J E Digby, E McNeill, O J Dyar, V Lam, D R Greaves, and R P Choudhury (2009)
Anti-inflammatory effects of nicotinic acid in adipocytes demonstrated by suppression of fractalkine, RANTES, and MCP-1 and upregulation of adiponectin.

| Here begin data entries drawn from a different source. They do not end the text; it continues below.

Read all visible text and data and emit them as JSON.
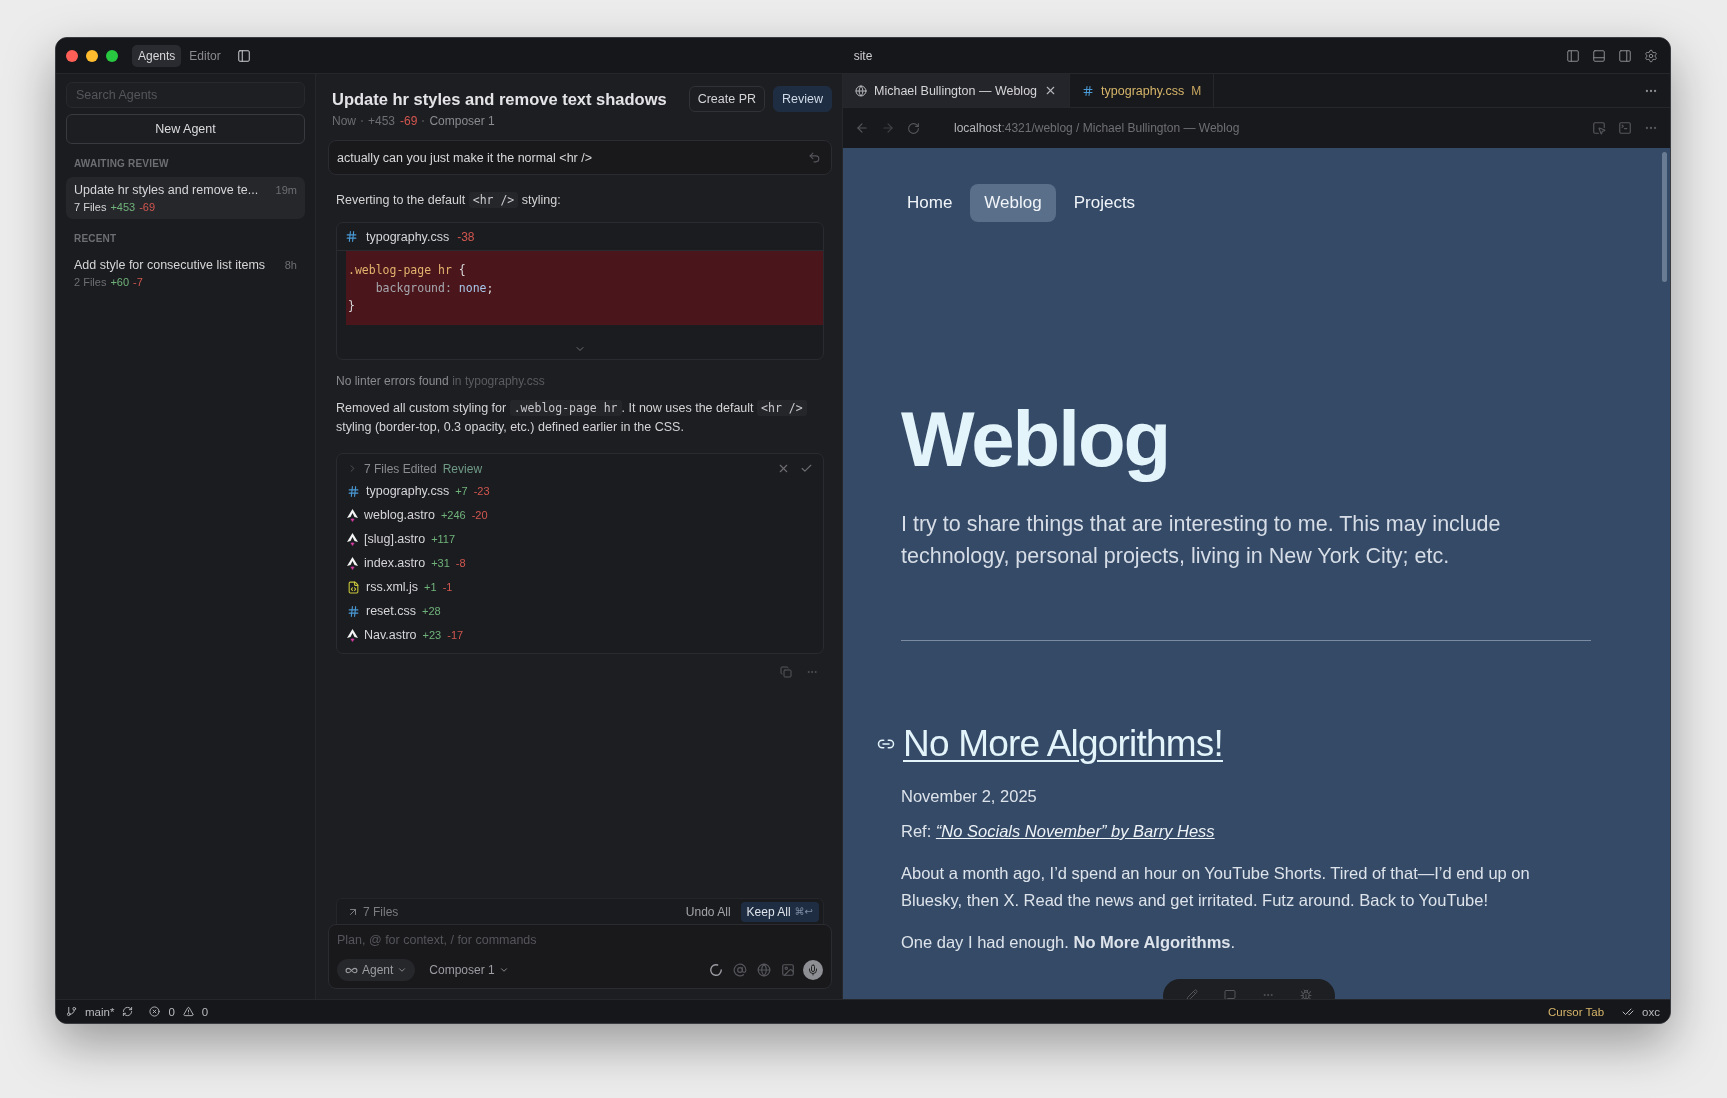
{
  "window": {
    "title": "site"
  },
  "mode_tabs": [
    {
      "label": "Agents",
      "selected": true
    },
    {
      "label": "Editor",
      "selected": false
    }
  ],
  "sidebar": {
    "search": {
      "placeholder": "Search Agents"
    },
    "new_button": "New Agent",
    "sections": [
      {
        "heading": "AWAITING REVIEW",
        "items": [
          {
            "title": "Update hr styles and remove te...",
            "time": "19m",
            "files": "7 Files",
            "added": "+453",
            "removed": "-69",
            "selected": true
          }
        ]
      },
      {
        "heading": "RECENT",
        "items": [
          {
            "title": "Add style for consecutive list items",
            "time": "8h",
            "files": "2 Files",
            "added": "+60",
            "removed": "-7",
            "selected": false
          }
        ]
      }
    ]
  },
  "chat": {
    "title": "Update hr styles and remove text shadows",
    "actions": [
      {
        "label": "Create PR",
        "kind": "secondary"
      },
      {
        "label": "Review",
        "kind": "primary"
      }
    ],
    "meta": {
      "time": "Now",
      "added": "+453",
      "removed": "-69",
      "model": "Composer 1"
    },
    "user_message": "actually can you just make it the normal <hr />",
    "reply_intro": [
      {
        "text": "Reverting to the default ",
        "code": false
      },
      {
        "text": "<hr />",
        "code": true
      },
      {
        "text": " styling:",
        "code": false
      }
    ],
    "diff": {
      "file": "typography.css",
      "removed": "-38",
      "lines": [
        [
          {
            "text": ".weblog-page hr",
            "kind": "selector"
          },
          {
            "text": " {",
            "kind": "punct"
          }
        ],
        [
          {
            "text": "    background:",
            "kind": "property"
          },
          {
            "text": " none",
            "kind": "value"
          },
          {
            "text": ";",
            "kind": "punct"
          }
        ],
        [
          {
            "text": "}",
            "kind": "punct"
          }
        ]
      ]
    },
    "lint": {
      "text": "No linter errors found",
      "file": "in typography.css"
    },
    "summary": [
      {
        "text": "Removed all custom styling for ",
        "code": false
      },
      {
        "text": ".weblog-page hr",
        "code": true
      },
      {
        "text": ". It now uses the default ",
        "code": false
      },
      {
        "text": "<hr />",
        "code": true
      },
      {
        "text": " styling (border-top, 0.3 opacity, etc.) defined earlier in the CSS.",
        "code": false
      }
    ],
    "files_edited": {
      "label": "7 Files Edited",
      "review": "Review",
      "files": [
        {
          "name": "typography.css",
          "kind": "css",
          "added": "+7",
          "removed": "-23"
        },
        {
          "name": "weblog.astro",
          "kind": "astro",
          "added": "+246",
          "removed": "-20"
        },
        {
          "name": "[slug].astro",
          "kind": "astro",
          "added": "+117"
        },
        {
          "name": "index.astro",
          "kind": "astro",
          "added": "+31",
          "removed": "-8"
        },
        {
          "name": "rss.xml.js",
          "kind": "js",
          "added": "+1",
          "removed": "-1"
        },
        {
          "name": "reset.css",
          "kind": "css",
          "added": "+28"
        },
        {
          "name": "Nav.astro",
          "kind": "astro",
          "added": "+23",
          "removed": "-17"
        }
      ]
    },
    "pending": {
      "label": "7 Files",
      "undo": "Undo All",
      "keep": "Keep All",
      "shortcut": "⌘↩"
    },
    "composer": {
      "placeholder": "Plan, @ for context, / for commands",
      "mode": "Agent",
      "model": "Composer 1"
    }
  },
  "browser": {
    "tabs": [
      {
        "label": "Michael Bullington — Weblog",
        "kind": "web",
        "selected": true
      },
      {
        "label": "typography.css",
        "kind": "css",
        "selected": false,
        "badge": "M"
      }
    ],
    "url": {
      "host": "localhost",
      "path": ":4321/weblog",
      "title": "/ Michael Bullington — Weblog"
    },
    "page": {
      "nav": [
        {
          "label": "Home",
          "selected": false
        },
        {
          "label": "Weblog",
          "selected": true
        },
        {
          "label": "Projects",
          "selected": false
        }
      ],
      "heading": "Weblog",
      "intro": "I try to share things that are interesting to me. This may include technology, personal projects, living in New York City; etc.",
      "post": {
        "title": "No More Algorithms!",
        "date": "November 2, 2025",
        "ref_label": "Ref:",
        "ref_link": "“No Socials November” by Barry Hess",
        "paragraphs": [
          "About a month ago, I’d spend an hour on YouTube Shorts. Tired of that—I’d end up on Bluesky, then X. Read the news and get irritated. Futz around. Back to YouTube!",
          "One day I had enough. **No More Algorithms**."
        ]
      }
    }
  },
  "status_bar": {
    "branch": "main*",
    "errors": "0",
    "warnings": "0",
    "right": [
      "Cursor Tab",
      "oxc"
    ]
  }
}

OBJECTIVE: A major site of action for the atheroprotective drug nicotinic acid (NA) is adipose tissue, via the G-protein-coupled receptor, GPR109A. Since, adipose tissue is an active secretory organ that contributes both positively andnegatively to systemic inflammatory processes associated with cardiovascular disease, we hypothesized that NA would act directly upon adipocytes to alter theexpression of pro-inflammatory chemokines, and the anti-inflammatory adipokine adiponectin. METHODS AND RESULTS: TNF-alpha treatment (1.0ng/mL) of 3T3-L1 adipocytes resulted in an increase in gene expression of fractalkine (9+/-3.3-fold, P<0.01); monocyte chemoattractant protein-1 (MCP-1) (24+/-1.2-fold, P<0.001), 'regulated upon activation, normal T cell expressed and secreted' (RANTES) (500+/-55-fold, P<0.001) and inducible nitric oxide synthase (iNOS) (200+/-70-fold, P<0.05). The addition of NA (10(-4)M) to TNF-alpha-treated adipocytes attenuated expression of fractalkine (50+/-12%, P<0.01); MCP-1 (50+/-6%, P<0.01), RANTES (70+/-3%, P<0.01) and iNOS (60+/-16%). This pattern was mirrored in protein released from the adipocytes into the surrounding media. Theeffect on gene expression was neutralised by pre-treatment with pertussis toxin.NA attenuated macrophage chemotaxis (by 27+/-3.5%, P<0.001) towards adipocyte conditioned media. By contrast, NA, (10(-6)-10(-3)M) increased, in a dose-dependent manner, mRNA of the atheroprotective hormone adiponectin (3-5-fold n=6, P<0.01). CONCLUSIONS: NA suppresses pro-atherogenic chemokines and upregulates the atheroprotective adiponectin through a G-protein-coupled pathway. Since adipose tissue has the potential to contribute to both systemic and local (perivascular) inflammation associated with atherosclerosis our results suggest a new "pleiotropic" role for NA.